On May 2, AJ Davis logged 29 points and 8 rebounds for The Basketball League’s Columbus Condors, his best all-around performance of the young season.
He wouldn’t appear in another game until July 18, when he was announced as a starter for The Founding Fathers in The Basketball Tournament, taking the floor in a wheelchair.
At tip-off, the ball was intentionally knocked out of bounds, allowing time for the two teams and fans at the arena to shower Davis with applause. He was stopped several times by players on the opposing team as he made his way back to the bench, shaking hands with each as they honored him for his tremendous display of courage and willpower.
Just days after appearing in that May contest — what would unknowingly be his final game of the year for the Condors — Davis was involved in a serious car accident.
The former James Madison standout had pulled off the interstate and was getting groceries out of his car for a homeless person when he was struck from behind by another vehicle.
“AJ impresses me every day,” Wakefield said. “ Nothing has changed about my brother, he’s still loving, caring, goofy and demanding… Every day we’re amazed at how well he’s doing and his independence.”
Davis crawled to the front seat of his car to check on his daughter, who was able to call her mother. Davis remained in the front seat, praying and waiting for emergency transport to arrive.
Davis survived but had to have both of his legs amputated.
“[I] have trust in God and my family,” Davis said, reflecting on the event in August. “Without them and him, I don’t know how I would have made it… Just keeping me in high spirits, to continuing to live like nothing ever happened.”
Overcoming the Odds
Davis’ sister, Adrienne Wakefield, has been a close aide in her brother’s recovery.
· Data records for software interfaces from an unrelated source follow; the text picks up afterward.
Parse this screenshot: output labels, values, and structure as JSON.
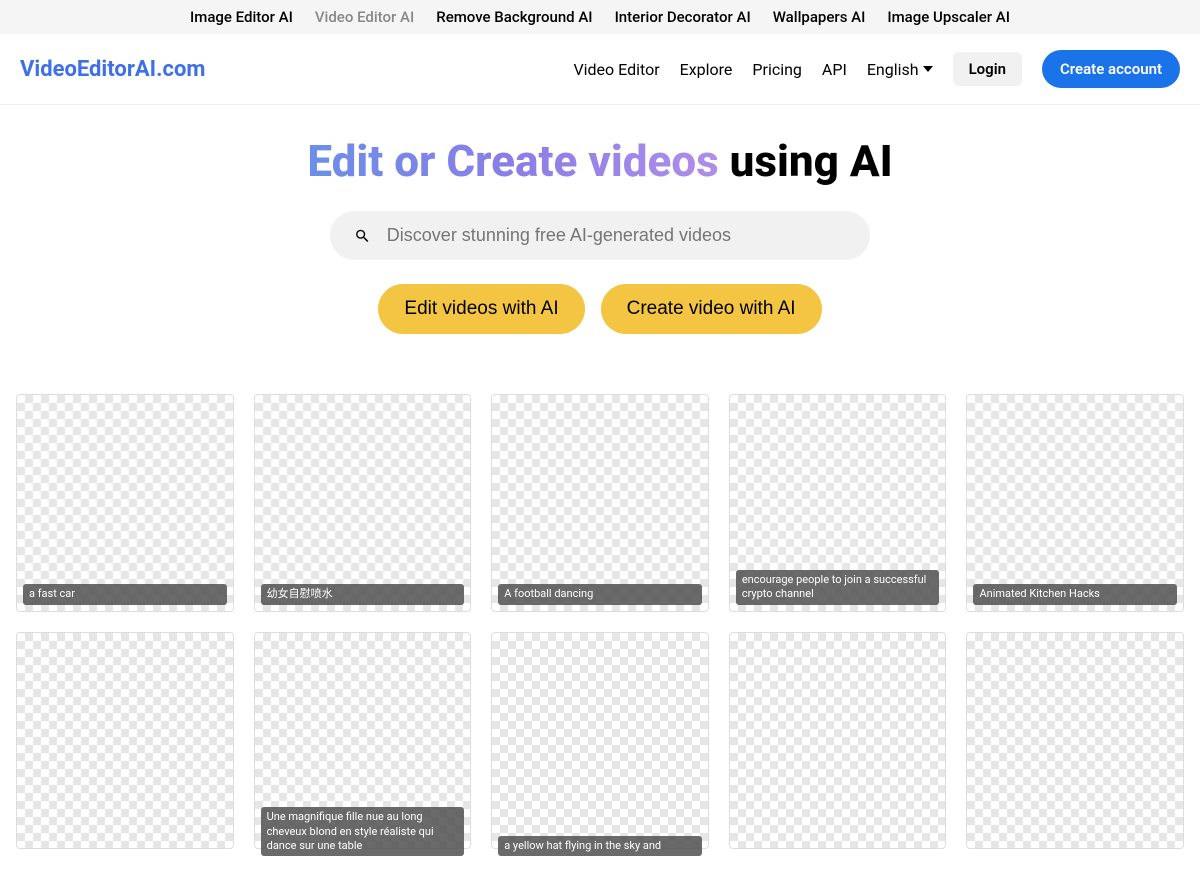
{
  "topbar": {
    "items": [
      {
        "label": "Image Editor AI",
        "active": false
      },
      {
        "label": "Video Editor AI",
        "active": true
      },
      {
        "label": "Remove Background AI",
        "active": false
      },
      {
        "label": "Interior Decorator AI",
        "active": false
      },
      {
        "label": "Wallpapers AI",
        "active": false
      },
      {
        "label": "Image Upscaler AI",
        "active": false
      }
    ]
  },
  "header": {
    "logo": "VideoEditorAI.com",
    "nav": {
      "video_editor": "Video Editor",
      "explore": "Explore",
      "pricing": "Pricing",
      "api": "API",
      "language": "English",
      "login": "Login",
      "create_account": "Create account"
    }
  },
  "hero": {
    "title_gradient": "Edit or Create videos",
    "title_suffix": " using AI",
    "search_placeholder": "Discover stunning free AI-generated videos",
    "cta_edit": "Edit videos with AI",
    "cta_create": "Create video with AI"
  },
  "gallery": {
    "row1": [
      {
        "caption": "a fast car"
      },
      {
        "caption": "幼女自慰喷水"
      },
      {
        "caption": "A football dancing"
      },
      {
        "caption": "encourage people to join a successful crypto channel"
      },
      {
        "caption": "Animated Kitchen Hacks"
      }
    ],
    "row2": [
      {
        "caption": ""
      },
      {
        "caption": "Une magnifique fille nue au long cheveux blond en style réaliste qui dance sur une table"
      },
      {
        "caption": "a yellow hat flying in the sky and"
      },
      {
        "caption": ""
      },
      {
        "caption": ""
      }
    ]
  }
}
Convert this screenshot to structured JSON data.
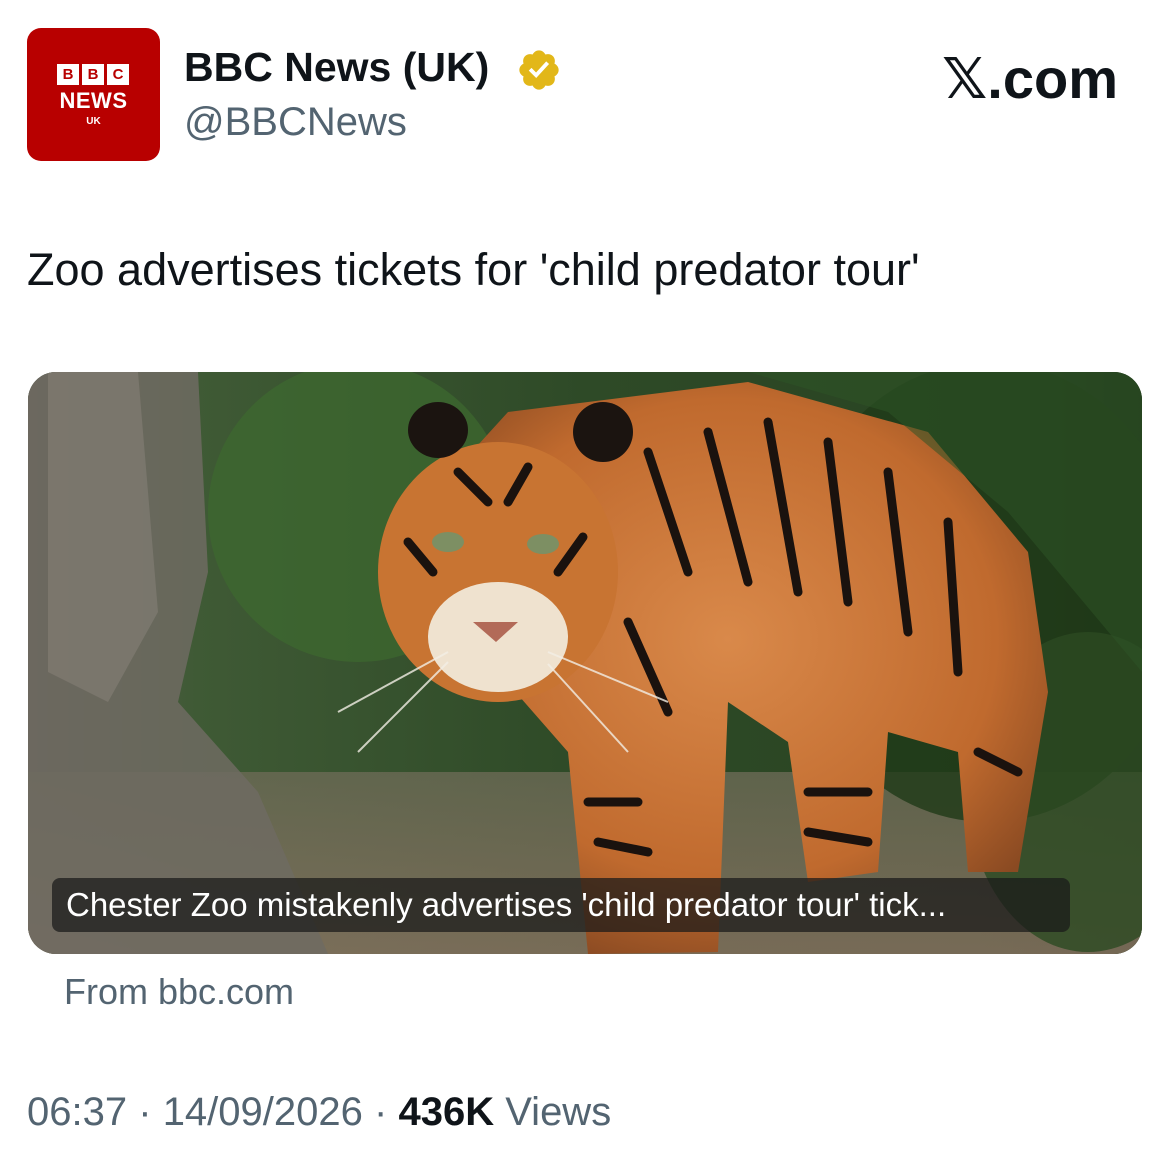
{
  "header": {
    "avatar": {
      "bbc_letters": [
        "B",
        "B",
        "C"
      ],
      "news": "NEWS",
      "region": "UK",
      "color": "#b80000"
    },
    "display_name": "BBC News (UK)",
    "verified_icon": "verified-badge-gold",
    "handle": "@BBCNews",
    "source_mark": "𝕏.com"
  },
  "tweet": {
    "text": "Zoo advertises tickets for 'child predator tour'"
  },
  "card": {
    "image": "tiger-walking-photo",
    "caption": "Chester Zoo mistakenly advertises 'child predator tour' tick...",
    "source": "From bbc.com"
  },
  "meta": {
    "time": "06:37",
    "separator": "·",
    "date": "14/09/2026",
    "views_count": "436K",
    "views_label": "Views"
  }
}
She arrived at the hospital shortly after the incident and was shocked to hear the news, but she’s been amazed with the way Davis has remained resilient and fought to overcome the odds.
“I remember hearing his voice for the first time after the accident,” Wakefield said. “The first thing he said to me was, ‘I’m not going to let this hold me back.’ He really hasn’t.”
For many, such an incident would mark the end of any pursuit of a career in athletics. Not only is the path to recovery difficult, but the number of opportunities significantly dwindles.
However, these obstacles haven’t gotten in the way of Davis’ dreams, nor have they caused his ever-optimistic attitude to sour.
“AJ impresses me every day,” Wakefield said. “I see and hear his voice, and it doesn’t even register to me that his legs are gone. Nothing has changed about my brother, he’s still loving, caring, goofy and demanding… Every day we’re amazed at how well he’s doing and his independence.”
Although he’s unsure when he’ll be able to play professional basketball again, Davis says he still wants to compete and will do whatever it takes to get back on the court. As of now, quitting simply isn’t an option.
Far From the End
Basketball has taken Davis just about everywhere in life. He first made a name for himself in high school, earning First Team All-City and All-District honors as a senior at Linden-McKinley in Columbus, Ohio.
Davis then received an offer to play collegiate basketball at the University of Wyoming, where he stayed for two years. He transferred to James Madison University after his sophomore campaign, when he truly began to shine.
In his final two years of eligibility, Davis averaged a combined 14.0 points per game and helped lead James Madison to its first NCAA Tournament appearance in nearly 20 years.
Following a few stints in the NBA D-League, appearances in Canada, and a year overseas in Iraq, Davis returned to Columbus, where he played in a total of 15 games for the Condors.
“I’m still trying to find a way to get out there and play,” Davis said. “Basketball means everything to me. That’s how I was making a living and providing for my daughter and my family.”
Now, the city of Columbus is rooting for Davis in a different way, providing him with financial support via The AJ Support Fund, a GoFundMe created by his family. Donations have poured in from near and far as Davis’ story has circulated.
“The GoFundMe was created to be a safe place for people to donate,” Wakefield said. “When the news broke to everyone, we received a lot of offers to help in any way possible, especially with medical bills… To make things easier, the family decided to start that, which has been great with the start of his prosthetics.”
Davis feels thankful for all the support he’s gotten from his community, to which he credits for helping him find himself.
“My community means a lot to me,” Davis said. “It molded me into the man I am today and taught me so many lessons and blessings I’m forever grateful for and things I will carry on with me.”